▶ _BRIEF_
Go line by line through the entries below and copy those containing the string "text".

Stored data:
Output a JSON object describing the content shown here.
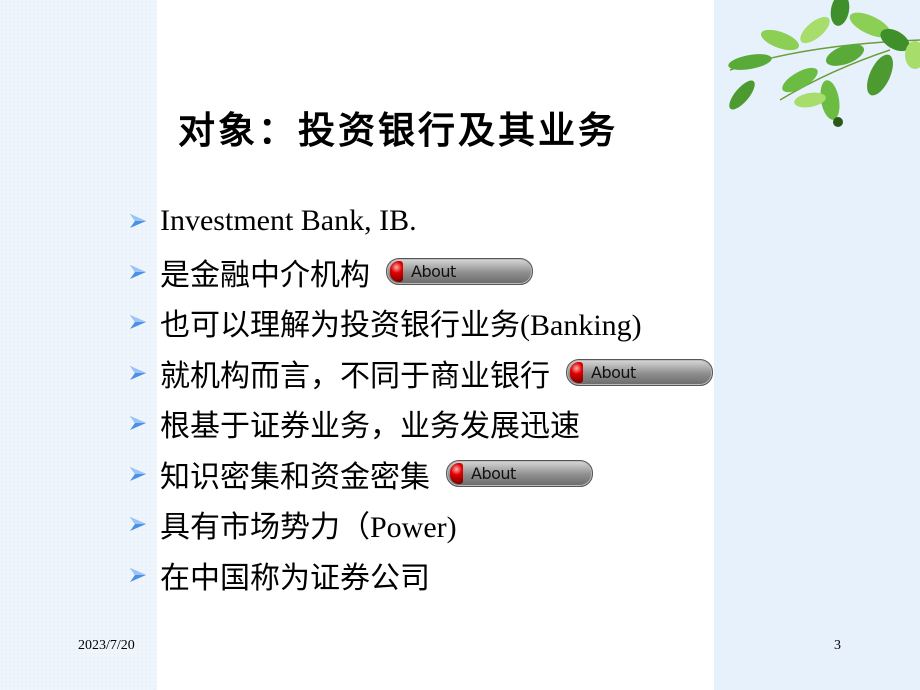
{
  "slide": {
    "title": "对象：投资银行及其业务",
    "bullets": [
      {
        "text": "Investment  Bank, IB.",
        "has_button": false
      },
      {
        "text": "是金融中介机构",
        "has_button": true
      },
      {
        "text": "也可以理解为投资银行业务(Banking)",
        "has_button": false
      },
      {
        "text": "就机构而言，不同于商业银行",
        "has_button": true
      },
      {
        "text": "根基于证券业务，业务发展迅速",
        "has_button": false
      },
      {
        "text": "知识密集和资金密集",
        "has_button": true
      },
      {
        "text": "具有市场势力（Power)",
        "has_button": false
      },
      {
        "text": "在中国称为证券公司",
        "has_button": false
      }
    ],
    "about_button_label": "About",
    "bullet_icon": "arrow-bullet-icon",
    "decoration_icon": "leaves-icon"
  },
  "footer": {
    "date": "2023/7/20",
    "page_number": "3"
  },
  "colors": {
    "left_panel": "#eef5fd",
    "right_panel": "#e6f1fc",
    "bullet_arrow": "#4a8fe8",
    "button_knob": "#e00000"
  }
}
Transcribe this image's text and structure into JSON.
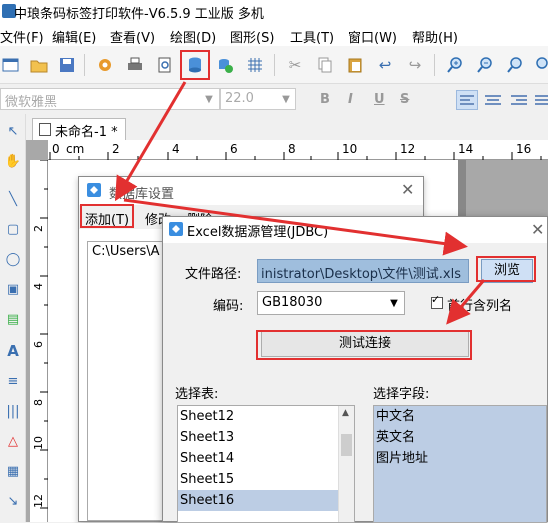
{
  "app": {
    "title": "中琅条码标签打印软件-V6.5.9 工业版 多机"
  },
  "menubar": {
    "items": [
      "文件(F)",
      "编辑(E)",
      "查看(V)",
      "绘图(D)",
      "图形(S)",
      "工具(T)",
      "窗口(W)",
      "帮助(H)"
    ]
  },
  "formatbar": {
    "font": "微软雅黑",
    "size": "22.0",
    "bold": "B",
    "italic": "I",
    "underline": "U",
    "strike": "S"
  },
  "document": {
    "tab_title": "未命名-1 *"
  },
  "ruler": {
    "unit": "cm",
    "top_ticks": [
      "0",
      "2",
      "4",
      "6",
      "8",
      "10",
      "12",
      "14",
      "16"
    ],
    "left_ticks": [
      "2",
      "4",
      "6",
      "8",
      "10",
      "12"
    ]
  },
  "dialog_db": {
    "title": "数据库设置",
    "menu": [
      "添加(T)",
      "修改",
      "删除"
    ],
    "list_item": "C:\\Users\\A"
  },
  "dialog_excel": {
    "title": "Excel数据源管理(JDBC)",
    "file_path_label": "文件路径:",
    "file_path_value": "inistrator\\Desktop\\文件\\测试.xls",
    "browse_label": "浏览",
    "encoding_label": "编码:",
    "encoding_value": "GB18030",
    "first_row_label": "首行含列名",
    "test_label": "测试连接",
    "tables_label": "选择表:",
    "tables": [
      "Sheet12",
      "Sheet13",
      "Sheet14",
      "Sheet15",
      "Sheet16"
    ],
    "selected_table": "Sheet16",
    "fields_label": "选择字段:",
    "fields": [
      "中文名",
      "英文名",
      "图片地址"
    ]
  },
  "colors": {
    "highlight": "#e23030",
    "selection": "#bccde4",
    "path_bg": "#9fbedd"
  }
}
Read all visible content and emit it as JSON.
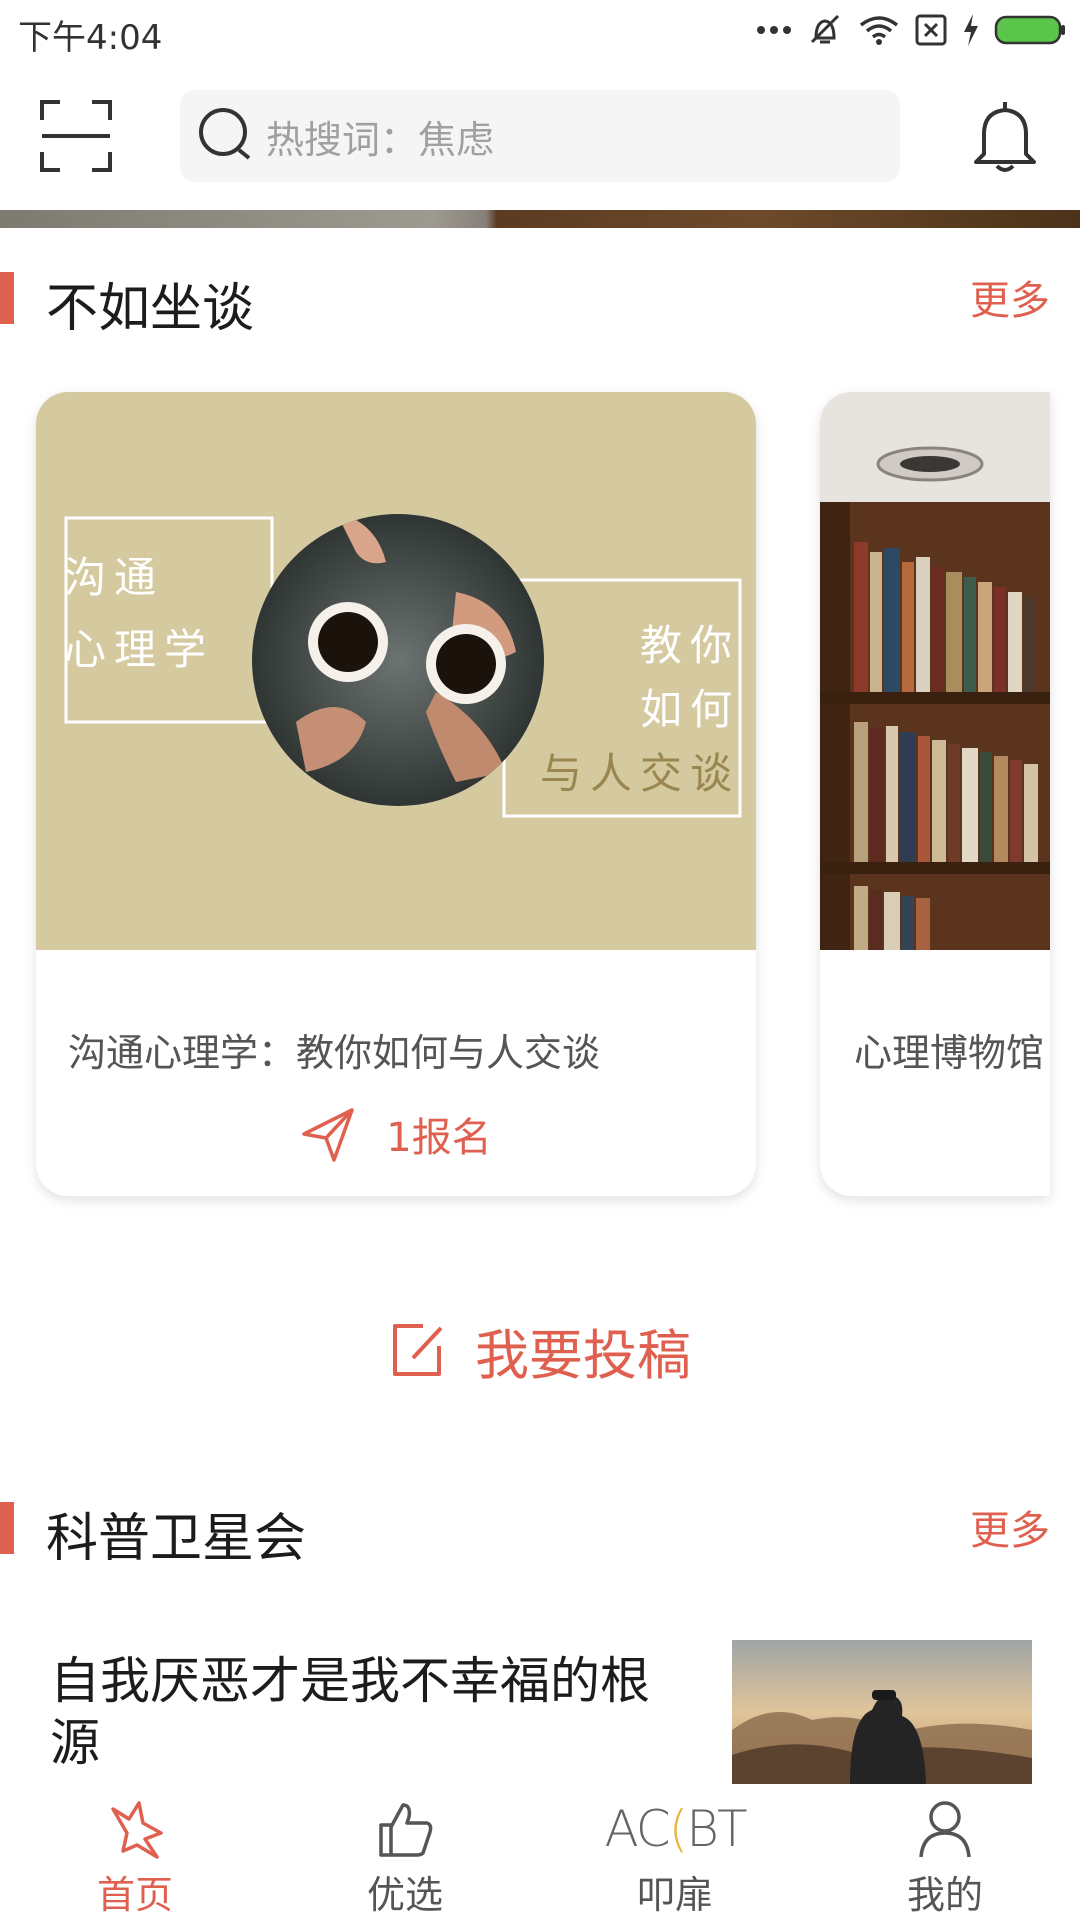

▶ _YOUR RESPONSE_
        "text": "Investment  Bank, IB.",
        "text": "是金融中介机构",
        "text": "也可以理解为投资银行业务(Banking)",
        "text": "就机构而言，不同于商业银行",
        "text": "根基于证券业务，业务发展迅速",
        "text": "知识密集和资金密集",
        "text": "具有市场势力（Power)",
        "text": "在中国称为证券公司",
Transcribe this image's text and structure into JSON.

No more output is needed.